Where the word "JSON" appears in a line below, copy the whole line.

Segment Start: INPUT RECORDS

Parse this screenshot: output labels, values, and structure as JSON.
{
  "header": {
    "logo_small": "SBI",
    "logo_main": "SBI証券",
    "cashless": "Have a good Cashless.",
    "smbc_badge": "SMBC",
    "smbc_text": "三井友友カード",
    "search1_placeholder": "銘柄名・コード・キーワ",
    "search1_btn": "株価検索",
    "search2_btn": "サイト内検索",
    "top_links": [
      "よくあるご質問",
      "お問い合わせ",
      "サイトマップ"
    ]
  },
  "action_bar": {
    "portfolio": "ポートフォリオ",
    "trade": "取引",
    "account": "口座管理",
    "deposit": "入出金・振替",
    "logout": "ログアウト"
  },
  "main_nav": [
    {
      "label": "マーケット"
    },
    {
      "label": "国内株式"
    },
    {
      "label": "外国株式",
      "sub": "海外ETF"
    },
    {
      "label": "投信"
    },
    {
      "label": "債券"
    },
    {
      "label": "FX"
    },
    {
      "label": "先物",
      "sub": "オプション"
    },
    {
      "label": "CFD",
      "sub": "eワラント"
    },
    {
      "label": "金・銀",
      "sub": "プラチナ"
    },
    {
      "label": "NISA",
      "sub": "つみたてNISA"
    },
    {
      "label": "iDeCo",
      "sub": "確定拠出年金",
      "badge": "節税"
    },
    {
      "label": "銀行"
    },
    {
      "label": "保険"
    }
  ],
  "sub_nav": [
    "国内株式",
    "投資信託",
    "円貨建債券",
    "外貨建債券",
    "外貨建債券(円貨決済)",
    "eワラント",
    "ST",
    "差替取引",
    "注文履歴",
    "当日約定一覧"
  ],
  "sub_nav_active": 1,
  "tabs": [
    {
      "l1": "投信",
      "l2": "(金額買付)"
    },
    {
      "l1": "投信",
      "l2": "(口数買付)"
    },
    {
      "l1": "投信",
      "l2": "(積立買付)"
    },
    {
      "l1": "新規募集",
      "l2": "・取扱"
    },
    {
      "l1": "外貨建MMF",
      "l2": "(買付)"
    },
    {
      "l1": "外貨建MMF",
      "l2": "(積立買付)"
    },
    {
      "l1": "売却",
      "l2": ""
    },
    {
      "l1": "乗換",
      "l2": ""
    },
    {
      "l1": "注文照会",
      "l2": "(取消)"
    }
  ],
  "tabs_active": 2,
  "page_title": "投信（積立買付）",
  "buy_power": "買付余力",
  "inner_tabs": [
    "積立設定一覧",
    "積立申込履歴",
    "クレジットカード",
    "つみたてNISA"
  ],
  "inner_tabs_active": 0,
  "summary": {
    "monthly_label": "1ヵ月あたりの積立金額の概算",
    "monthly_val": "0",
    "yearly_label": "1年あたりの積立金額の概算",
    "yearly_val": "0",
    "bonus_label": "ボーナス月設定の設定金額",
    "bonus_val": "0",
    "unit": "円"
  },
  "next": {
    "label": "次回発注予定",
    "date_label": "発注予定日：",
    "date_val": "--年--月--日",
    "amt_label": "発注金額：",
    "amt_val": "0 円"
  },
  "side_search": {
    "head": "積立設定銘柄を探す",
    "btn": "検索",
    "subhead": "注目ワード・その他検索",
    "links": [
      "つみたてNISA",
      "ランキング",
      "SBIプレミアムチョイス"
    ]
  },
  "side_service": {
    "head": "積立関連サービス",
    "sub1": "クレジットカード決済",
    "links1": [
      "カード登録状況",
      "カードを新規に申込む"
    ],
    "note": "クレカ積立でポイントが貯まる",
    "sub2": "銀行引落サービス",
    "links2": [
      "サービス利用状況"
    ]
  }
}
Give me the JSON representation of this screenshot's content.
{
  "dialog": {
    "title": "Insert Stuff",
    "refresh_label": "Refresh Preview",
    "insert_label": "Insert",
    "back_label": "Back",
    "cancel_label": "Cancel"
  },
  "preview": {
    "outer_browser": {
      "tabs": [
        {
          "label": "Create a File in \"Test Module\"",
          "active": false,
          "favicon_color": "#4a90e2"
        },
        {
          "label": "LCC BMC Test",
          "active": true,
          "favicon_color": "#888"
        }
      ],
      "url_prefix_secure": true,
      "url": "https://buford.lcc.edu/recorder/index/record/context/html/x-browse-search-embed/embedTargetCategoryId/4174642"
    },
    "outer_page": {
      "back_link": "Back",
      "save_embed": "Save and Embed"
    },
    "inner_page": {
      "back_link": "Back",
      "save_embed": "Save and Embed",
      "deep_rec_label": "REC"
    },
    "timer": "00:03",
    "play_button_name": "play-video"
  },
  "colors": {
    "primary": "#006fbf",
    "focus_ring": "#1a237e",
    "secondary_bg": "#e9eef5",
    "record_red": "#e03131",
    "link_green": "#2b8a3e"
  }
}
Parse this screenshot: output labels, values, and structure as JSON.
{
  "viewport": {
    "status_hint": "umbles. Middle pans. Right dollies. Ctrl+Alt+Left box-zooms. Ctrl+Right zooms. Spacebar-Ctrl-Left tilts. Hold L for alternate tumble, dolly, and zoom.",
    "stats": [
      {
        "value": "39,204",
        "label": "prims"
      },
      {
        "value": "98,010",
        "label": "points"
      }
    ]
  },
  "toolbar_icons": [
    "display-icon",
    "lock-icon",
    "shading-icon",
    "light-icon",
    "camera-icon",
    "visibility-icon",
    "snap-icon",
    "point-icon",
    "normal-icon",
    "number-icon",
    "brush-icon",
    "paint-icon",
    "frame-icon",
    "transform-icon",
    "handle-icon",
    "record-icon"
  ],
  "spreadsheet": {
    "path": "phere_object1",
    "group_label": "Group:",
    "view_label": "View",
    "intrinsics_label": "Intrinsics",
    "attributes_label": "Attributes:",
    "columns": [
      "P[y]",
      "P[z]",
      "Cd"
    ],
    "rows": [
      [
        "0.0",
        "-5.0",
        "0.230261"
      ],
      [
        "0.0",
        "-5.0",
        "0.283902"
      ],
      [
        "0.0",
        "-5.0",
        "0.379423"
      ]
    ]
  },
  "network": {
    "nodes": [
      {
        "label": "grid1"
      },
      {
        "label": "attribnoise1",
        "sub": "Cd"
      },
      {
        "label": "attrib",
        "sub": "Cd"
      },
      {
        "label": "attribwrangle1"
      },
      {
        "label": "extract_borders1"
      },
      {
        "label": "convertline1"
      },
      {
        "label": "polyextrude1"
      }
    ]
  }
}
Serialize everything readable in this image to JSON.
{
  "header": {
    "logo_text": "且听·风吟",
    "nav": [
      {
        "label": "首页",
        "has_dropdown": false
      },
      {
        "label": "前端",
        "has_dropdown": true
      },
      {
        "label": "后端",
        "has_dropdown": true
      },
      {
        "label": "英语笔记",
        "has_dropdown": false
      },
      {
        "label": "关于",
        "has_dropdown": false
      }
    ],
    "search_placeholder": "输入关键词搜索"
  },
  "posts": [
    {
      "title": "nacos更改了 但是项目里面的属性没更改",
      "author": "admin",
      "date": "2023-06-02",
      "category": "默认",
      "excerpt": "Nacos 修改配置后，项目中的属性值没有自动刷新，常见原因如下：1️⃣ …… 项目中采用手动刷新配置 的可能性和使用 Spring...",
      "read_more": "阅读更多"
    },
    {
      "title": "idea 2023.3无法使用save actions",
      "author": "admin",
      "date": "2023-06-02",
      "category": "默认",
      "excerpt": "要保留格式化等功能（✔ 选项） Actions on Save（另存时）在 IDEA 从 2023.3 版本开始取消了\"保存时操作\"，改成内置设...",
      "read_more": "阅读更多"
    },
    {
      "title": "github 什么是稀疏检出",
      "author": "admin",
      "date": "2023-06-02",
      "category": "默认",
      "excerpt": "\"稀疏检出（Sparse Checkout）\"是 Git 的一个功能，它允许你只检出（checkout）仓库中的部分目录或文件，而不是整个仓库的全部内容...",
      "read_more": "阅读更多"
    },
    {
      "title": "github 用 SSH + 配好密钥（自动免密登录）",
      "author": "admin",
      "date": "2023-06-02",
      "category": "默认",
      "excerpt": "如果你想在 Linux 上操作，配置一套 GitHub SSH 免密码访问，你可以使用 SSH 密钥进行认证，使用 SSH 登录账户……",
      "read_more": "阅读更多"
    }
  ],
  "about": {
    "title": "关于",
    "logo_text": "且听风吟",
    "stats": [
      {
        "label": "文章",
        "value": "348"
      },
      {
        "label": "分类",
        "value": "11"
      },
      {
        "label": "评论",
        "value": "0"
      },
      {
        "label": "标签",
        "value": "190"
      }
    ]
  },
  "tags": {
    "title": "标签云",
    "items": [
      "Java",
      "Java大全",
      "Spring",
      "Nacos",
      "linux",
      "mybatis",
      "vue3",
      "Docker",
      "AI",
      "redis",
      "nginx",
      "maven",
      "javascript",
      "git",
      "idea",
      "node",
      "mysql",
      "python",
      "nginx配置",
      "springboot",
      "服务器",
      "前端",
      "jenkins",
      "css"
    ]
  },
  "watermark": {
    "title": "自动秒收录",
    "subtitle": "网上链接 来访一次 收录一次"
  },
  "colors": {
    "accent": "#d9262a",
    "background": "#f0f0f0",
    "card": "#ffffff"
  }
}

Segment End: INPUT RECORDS

▶ RESPONSE BELOW
Parse this screenshot: output labels, values, and structure as JSON.
Give me the JSON representation of this screenshot's content.
Parse this screenshot: output labels, values, and structure as JSON.
Serialize everything readable in this image to JSON.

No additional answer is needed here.